▸ **TO DO**: Look through the listing below, and wherever a line has the string "SumOfElements", copy it.

▸ **RECORDS PROVIDED**:

* * * * * * * * *

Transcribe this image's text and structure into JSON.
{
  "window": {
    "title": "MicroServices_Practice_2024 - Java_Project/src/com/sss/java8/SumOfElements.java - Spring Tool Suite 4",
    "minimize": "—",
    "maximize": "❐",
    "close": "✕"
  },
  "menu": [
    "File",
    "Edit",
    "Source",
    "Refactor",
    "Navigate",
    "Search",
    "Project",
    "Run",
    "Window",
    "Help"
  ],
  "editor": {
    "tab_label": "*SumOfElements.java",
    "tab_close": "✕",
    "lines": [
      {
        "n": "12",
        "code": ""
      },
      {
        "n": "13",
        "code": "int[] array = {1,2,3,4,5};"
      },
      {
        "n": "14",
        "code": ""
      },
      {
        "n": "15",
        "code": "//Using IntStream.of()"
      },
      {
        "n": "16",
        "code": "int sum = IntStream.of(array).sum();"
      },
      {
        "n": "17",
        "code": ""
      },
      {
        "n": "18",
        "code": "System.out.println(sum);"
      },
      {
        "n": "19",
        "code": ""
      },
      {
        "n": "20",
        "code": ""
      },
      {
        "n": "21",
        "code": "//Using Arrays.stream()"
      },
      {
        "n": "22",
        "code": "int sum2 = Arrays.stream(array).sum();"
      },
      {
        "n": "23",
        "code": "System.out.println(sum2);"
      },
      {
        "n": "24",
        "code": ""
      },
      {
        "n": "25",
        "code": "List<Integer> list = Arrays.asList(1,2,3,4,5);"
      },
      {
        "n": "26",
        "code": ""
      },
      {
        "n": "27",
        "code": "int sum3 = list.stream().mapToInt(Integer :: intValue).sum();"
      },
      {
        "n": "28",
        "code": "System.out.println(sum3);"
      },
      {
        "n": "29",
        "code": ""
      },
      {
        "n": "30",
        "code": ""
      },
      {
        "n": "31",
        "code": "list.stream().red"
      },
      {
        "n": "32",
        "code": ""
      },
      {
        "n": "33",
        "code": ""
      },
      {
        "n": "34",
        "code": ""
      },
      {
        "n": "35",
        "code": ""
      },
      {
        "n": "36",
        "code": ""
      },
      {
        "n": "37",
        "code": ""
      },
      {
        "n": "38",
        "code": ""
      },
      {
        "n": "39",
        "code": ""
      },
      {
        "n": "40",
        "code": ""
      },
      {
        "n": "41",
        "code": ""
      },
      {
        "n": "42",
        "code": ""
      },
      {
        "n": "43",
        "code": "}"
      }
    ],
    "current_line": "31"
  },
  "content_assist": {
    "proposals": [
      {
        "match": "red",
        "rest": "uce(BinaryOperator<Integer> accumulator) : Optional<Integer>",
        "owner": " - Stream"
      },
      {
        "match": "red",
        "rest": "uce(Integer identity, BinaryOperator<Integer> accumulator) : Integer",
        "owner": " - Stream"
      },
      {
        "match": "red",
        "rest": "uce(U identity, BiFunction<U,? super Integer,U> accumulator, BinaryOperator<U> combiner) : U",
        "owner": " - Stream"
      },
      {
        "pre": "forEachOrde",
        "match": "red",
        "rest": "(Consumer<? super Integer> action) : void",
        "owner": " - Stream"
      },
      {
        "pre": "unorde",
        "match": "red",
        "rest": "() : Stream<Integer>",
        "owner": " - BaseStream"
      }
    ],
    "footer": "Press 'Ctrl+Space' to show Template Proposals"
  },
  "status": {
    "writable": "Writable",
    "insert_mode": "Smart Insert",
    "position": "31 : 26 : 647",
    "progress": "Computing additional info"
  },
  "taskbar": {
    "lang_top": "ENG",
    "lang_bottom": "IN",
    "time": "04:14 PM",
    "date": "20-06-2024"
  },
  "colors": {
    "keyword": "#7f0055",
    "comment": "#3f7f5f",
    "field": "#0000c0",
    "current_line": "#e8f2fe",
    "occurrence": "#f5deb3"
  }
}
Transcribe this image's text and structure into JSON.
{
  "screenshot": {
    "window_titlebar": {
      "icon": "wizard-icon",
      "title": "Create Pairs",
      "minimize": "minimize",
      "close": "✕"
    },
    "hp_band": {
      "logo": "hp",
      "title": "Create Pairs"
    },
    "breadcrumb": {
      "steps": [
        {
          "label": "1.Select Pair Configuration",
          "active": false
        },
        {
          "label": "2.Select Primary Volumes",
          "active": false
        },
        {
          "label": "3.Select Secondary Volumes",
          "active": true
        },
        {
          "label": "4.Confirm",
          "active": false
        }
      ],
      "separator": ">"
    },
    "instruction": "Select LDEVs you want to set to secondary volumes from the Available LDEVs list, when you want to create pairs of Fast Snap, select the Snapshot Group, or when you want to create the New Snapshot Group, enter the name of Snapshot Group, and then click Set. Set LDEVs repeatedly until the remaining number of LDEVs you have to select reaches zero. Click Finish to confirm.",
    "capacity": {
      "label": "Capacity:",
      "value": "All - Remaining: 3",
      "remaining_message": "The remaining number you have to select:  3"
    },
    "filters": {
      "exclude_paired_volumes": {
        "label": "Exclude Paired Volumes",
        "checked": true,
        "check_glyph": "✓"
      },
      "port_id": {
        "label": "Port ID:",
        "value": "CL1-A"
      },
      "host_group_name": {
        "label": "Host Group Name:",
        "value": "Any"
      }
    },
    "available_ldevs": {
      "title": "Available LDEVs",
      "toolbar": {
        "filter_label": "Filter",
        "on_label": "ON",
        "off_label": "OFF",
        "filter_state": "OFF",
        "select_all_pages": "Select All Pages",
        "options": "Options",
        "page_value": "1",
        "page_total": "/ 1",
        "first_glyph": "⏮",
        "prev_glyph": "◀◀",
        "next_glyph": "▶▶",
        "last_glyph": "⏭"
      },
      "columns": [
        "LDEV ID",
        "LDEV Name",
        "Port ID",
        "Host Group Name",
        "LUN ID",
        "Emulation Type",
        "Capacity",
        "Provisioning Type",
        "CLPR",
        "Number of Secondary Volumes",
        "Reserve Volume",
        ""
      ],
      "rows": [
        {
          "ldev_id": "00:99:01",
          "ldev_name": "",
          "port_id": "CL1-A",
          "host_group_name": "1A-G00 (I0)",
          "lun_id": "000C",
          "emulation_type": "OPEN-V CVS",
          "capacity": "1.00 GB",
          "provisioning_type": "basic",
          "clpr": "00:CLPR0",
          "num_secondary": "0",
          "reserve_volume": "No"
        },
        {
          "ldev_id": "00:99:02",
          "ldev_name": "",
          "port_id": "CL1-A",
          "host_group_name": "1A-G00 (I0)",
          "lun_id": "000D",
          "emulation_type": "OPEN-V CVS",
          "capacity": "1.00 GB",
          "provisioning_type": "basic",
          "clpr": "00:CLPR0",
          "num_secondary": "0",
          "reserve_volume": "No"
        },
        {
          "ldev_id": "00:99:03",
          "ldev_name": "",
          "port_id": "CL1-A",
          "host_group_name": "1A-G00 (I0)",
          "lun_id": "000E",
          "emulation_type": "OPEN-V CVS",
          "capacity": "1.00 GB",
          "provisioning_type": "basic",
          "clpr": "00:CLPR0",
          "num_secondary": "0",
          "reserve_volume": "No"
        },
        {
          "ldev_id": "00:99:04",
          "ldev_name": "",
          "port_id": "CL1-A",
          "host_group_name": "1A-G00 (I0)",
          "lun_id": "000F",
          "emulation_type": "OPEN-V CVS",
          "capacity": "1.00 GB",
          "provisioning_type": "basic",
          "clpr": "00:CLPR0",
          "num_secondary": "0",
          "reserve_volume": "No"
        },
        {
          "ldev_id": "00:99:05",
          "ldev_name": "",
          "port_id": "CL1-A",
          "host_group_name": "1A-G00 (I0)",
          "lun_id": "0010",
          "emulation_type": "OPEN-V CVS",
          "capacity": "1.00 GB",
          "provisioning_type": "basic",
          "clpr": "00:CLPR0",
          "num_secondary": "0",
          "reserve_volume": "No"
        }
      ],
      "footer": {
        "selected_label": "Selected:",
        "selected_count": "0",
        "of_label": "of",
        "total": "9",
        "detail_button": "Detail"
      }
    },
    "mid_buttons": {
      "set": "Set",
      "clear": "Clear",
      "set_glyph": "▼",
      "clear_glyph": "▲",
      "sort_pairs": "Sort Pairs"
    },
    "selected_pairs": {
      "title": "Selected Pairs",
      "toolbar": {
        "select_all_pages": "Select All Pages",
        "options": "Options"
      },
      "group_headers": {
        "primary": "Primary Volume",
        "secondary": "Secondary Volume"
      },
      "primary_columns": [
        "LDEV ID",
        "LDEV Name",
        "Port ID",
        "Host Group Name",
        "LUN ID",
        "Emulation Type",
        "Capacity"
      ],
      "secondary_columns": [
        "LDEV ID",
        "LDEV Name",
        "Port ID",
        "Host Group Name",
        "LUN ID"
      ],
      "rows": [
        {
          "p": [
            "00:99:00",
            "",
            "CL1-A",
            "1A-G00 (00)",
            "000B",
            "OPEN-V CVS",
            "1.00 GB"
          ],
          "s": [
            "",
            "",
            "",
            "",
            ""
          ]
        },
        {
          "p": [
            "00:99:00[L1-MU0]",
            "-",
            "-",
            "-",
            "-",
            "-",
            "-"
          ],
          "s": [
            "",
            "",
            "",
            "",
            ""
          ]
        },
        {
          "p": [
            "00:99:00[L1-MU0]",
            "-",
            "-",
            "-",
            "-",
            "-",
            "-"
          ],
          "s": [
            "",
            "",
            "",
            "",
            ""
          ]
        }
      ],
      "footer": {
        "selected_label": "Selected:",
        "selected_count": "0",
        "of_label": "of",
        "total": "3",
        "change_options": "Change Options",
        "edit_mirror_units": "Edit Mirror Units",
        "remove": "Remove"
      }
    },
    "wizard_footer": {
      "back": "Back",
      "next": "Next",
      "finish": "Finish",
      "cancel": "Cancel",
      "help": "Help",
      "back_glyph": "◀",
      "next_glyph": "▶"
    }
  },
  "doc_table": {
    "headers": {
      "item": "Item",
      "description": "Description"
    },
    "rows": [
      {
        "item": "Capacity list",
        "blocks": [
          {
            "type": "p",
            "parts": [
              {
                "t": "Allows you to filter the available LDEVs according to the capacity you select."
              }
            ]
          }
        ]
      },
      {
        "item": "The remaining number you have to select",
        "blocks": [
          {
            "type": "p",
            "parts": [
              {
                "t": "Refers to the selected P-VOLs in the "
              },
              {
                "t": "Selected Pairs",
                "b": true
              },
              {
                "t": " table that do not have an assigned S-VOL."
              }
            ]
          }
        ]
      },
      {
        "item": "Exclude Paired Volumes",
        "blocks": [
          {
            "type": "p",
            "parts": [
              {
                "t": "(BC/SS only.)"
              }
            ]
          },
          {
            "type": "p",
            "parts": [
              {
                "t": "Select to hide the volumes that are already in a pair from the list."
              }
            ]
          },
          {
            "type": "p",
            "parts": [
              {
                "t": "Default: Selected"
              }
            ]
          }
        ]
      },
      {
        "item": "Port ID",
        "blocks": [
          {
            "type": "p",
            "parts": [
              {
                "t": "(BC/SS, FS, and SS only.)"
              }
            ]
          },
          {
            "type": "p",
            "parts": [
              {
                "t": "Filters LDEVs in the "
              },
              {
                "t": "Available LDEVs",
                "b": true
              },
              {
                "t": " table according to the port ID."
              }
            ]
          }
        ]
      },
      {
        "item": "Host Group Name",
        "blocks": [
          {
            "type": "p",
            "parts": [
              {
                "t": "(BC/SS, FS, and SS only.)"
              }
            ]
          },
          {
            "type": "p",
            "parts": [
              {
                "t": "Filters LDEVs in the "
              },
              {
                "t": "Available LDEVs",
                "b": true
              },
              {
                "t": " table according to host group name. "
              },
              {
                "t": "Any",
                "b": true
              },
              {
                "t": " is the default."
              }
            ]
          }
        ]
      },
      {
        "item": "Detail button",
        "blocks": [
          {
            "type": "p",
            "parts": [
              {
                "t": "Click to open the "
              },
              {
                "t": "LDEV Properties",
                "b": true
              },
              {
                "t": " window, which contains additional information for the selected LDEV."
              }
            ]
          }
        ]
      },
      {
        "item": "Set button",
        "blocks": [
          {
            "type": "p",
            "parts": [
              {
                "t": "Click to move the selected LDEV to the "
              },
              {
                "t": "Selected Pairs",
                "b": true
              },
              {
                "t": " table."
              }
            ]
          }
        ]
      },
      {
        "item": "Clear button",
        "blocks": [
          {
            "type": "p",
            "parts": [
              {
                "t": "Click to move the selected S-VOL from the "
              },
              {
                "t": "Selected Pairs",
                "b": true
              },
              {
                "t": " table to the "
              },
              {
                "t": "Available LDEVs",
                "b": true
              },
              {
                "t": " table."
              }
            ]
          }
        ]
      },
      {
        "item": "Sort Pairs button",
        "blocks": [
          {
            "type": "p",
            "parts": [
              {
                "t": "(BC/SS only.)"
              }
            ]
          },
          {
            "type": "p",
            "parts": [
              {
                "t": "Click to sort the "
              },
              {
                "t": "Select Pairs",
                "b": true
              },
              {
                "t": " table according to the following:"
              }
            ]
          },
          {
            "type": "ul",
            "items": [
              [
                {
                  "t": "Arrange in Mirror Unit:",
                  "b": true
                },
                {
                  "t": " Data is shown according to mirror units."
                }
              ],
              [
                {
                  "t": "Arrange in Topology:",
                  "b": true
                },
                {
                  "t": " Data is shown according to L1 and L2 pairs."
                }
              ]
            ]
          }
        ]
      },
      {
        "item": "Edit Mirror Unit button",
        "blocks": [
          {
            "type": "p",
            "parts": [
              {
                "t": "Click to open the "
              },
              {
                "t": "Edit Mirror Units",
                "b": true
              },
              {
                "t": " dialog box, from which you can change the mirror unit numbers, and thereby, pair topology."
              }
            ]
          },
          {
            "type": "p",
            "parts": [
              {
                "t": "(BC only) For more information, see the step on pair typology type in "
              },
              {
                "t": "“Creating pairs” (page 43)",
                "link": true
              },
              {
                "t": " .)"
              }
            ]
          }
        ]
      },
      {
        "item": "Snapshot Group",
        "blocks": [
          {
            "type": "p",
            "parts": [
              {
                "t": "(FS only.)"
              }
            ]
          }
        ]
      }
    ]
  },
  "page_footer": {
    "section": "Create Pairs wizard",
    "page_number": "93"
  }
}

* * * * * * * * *

▸ **TASK OUTPUT**:
    "title": "MicroServices_Practice_2024 - Java_Project/src/com/sss/java8/SumOfElements.java - Spring Tool Suite 4",
    "tab_label": "*SumOfElements.java",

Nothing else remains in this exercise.